A prosecutor gets a chance to cross-examine you and any other person who testifies on your behalf. If a prosecutor is not present, sometimes the judge will ask the officer if he or she wants to cross-examine. Most officers will decline. In this situation, the judge may ask a few questions on his or her
After issuing a speeding or other traffic ticket, most police officers write notes -- usually on the back of the ticket -- with details of why you deserved the ticket and what the conditions were at the time. If you can obtain those notes before your traffic court hearing, you'll be ahead of the game.
Preparation is the key to successfully questioning (cross-examining) the officer—with an eye toward raising a reasonable doubt as to your guilt. You can ask almost anything you want, so long as the answer you're seeking is in some way relevant to your effort to prove you didn't commit a particular
If you haven't convinced a judge of your innocence at trial, your chances of overturning his or her decision by appealing are small. Even though every state gives a person the right to appeal, the process is almost always tedious, typically involving many hours and some expense. In short, before you
Defense lawyers will nearly always say that a jury trial is better for a defendant. This is true, but only if you prepare carefully to fight in a much more complicated legal arena. Not only will you need to pick a jury, but instead of just facing the arresting officer (as often happens when your trial
Jury trials are time-consuming for you, judges, prosecutors, and the police. This means once you ask for one, the system has some incentive to settle your case without going to trial. Deals can take many forms, depending on the situation. For example, if you are charged with speeding and running a stop
Here we look at the jury selection process, including:
basic jury selection procedures
good questions to ask potential jurors, and
how to disqualify a hostile juror.
How Jury Selection Works
Many lawyers believe that selecting members of a jury is the single most important phase of the trial.
This section takes you step by step through a traffic court trial, with information on your options at the various stages of the proceedings. For simplicity's sake, throughout this section the term "prosecutor" and "the prosecution" will be used to refer to whomever is doing the prosecuting against you,

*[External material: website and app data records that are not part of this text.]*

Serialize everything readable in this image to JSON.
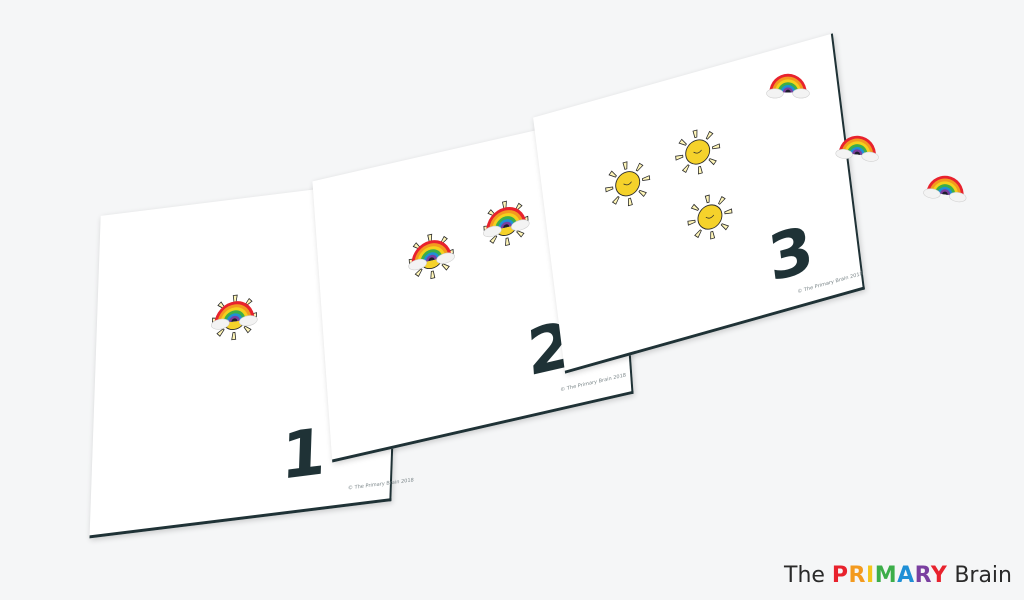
{
  "cards": [
    {
      "number": "1",
      "copyright": "© The Primary Brain 2018"
    },
    {
      "number": "2",
      "copyright": "© The Primary Brain 2018"
    },
    {
      "number": "3",
      "copyright": "© The Primary Brain 2018"
    }
  ],
  "logo": {
    "the": "The",
    "primary": "PRIMARY",
    "brain": "Brain"
  },
  "logo_colors": [
    "#e8222d",
    "#f39a1f",
    "#f4c51c",
    "#3cae49",
    "#1f8fd6",
    "#7a3fa0",
    "#e8222d"
  ],
  "colors": {
    "rainbow": [
      "#e8222d",
      "#f39a1f",
      "#f4d11c",
      "#3cae49",
      "#1f8fd6",
      "#7a3fa0"
    ],
    "sun": "#f5d22b",
    "card_border": "#1f3236"
  }
}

In most of the 50 states, you do not have the right to a jury trial in a traffic ticket case, which means a judge alone decides whether or not you are guilty. In the others, you can insist on a jury trial. When only a judge is present, traffic violation trials tend to be fairly informal—certainly more
After the jury is selected, the jurors will be "sworn in" by the judge or clerk. Then, the trial proceeds in much the same way as a trial before a judge. (See What Happens in Traffic Ticket Trial by Judge?). Opening Statements Though opening statements are often skipped during a ticket-related trial